## WHAT YOU SHOULD DO
Scan the entries below for "between" and copy each line that holds it.

## RECORDS PROVIDED
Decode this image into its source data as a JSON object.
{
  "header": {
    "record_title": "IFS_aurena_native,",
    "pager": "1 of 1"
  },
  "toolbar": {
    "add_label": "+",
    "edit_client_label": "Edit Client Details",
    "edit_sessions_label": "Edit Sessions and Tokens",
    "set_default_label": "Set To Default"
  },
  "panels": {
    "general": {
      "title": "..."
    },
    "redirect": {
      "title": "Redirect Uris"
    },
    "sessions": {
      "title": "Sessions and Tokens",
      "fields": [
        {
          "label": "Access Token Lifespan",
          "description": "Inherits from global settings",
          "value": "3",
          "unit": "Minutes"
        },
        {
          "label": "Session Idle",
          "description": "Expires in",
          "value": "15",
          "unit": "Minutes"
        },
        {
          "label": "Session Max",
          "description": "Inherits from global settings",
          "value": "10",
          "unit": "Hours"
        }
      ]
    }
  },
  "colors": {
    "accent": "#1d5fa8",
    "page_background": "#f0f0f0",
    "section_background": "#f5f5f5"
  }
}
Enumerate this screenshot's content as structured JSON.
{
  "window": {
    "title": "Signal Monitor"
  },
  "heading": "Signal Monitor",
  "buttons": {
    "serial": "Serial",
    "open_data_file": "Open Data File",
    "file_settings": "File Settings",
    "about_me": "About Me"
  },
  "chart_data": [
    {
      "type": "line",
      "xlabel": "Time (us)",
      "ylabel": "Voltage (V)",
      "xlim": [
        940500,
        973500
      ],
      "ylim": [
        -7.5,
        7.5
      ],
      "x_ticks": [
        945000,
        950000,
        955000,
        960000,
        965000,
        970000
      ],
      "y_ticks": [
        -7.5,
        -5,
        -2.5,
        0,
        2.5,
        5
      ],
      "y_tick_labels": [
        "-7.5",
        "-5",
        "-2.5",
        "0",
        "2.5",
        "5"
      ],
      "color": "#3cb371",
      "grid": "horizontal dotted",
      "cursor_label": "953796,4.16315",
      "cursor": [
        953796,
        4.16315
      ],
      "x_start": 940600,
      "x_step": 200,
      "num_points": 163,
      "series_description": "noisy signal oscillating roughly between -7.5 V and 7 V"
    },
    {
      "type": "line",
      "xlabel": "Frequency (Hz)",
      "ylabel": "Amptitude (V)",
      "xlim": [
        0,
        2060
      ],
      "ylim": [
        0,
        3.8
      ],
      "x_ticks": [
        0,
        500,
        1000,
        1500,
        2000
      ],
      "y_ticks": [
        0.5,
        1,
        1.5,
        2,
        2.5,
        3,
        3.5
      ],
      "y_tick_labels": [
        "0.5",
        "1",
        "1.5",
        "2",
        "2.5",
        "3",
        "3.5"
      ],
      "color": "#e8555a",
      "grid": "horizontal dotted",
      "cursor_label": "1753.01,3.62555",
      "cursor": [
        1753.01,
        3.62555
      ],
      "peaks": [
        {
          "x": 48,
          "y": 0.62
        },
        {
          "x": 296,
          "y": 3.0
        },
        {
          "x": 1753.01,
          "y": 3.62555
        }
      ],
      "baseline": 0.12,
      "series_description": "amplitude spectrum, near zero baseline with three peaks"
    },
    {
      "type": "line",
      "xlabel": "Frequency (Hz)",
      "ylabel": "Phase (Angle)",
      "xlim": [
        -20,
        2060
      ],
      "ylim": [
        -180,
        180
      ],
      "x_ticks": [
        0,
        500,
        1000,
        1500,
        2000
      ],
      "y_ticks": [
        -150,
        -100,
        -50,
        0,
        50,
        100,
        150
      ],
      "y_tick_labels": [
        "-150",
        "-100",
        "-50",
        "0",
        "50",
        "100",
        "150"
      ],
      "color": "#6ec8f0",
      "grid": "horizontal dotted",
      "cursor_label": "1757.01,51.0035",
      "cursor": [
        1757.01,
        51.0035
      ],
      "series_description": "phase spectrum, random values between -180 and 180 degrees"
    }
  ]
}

## RESPONSE BOX
      "series_description": "noisy signal oscillating roughly between -7.5 V and 7 V"
      "series_description": "phase spectrum, random values between -180 and 180 degrees"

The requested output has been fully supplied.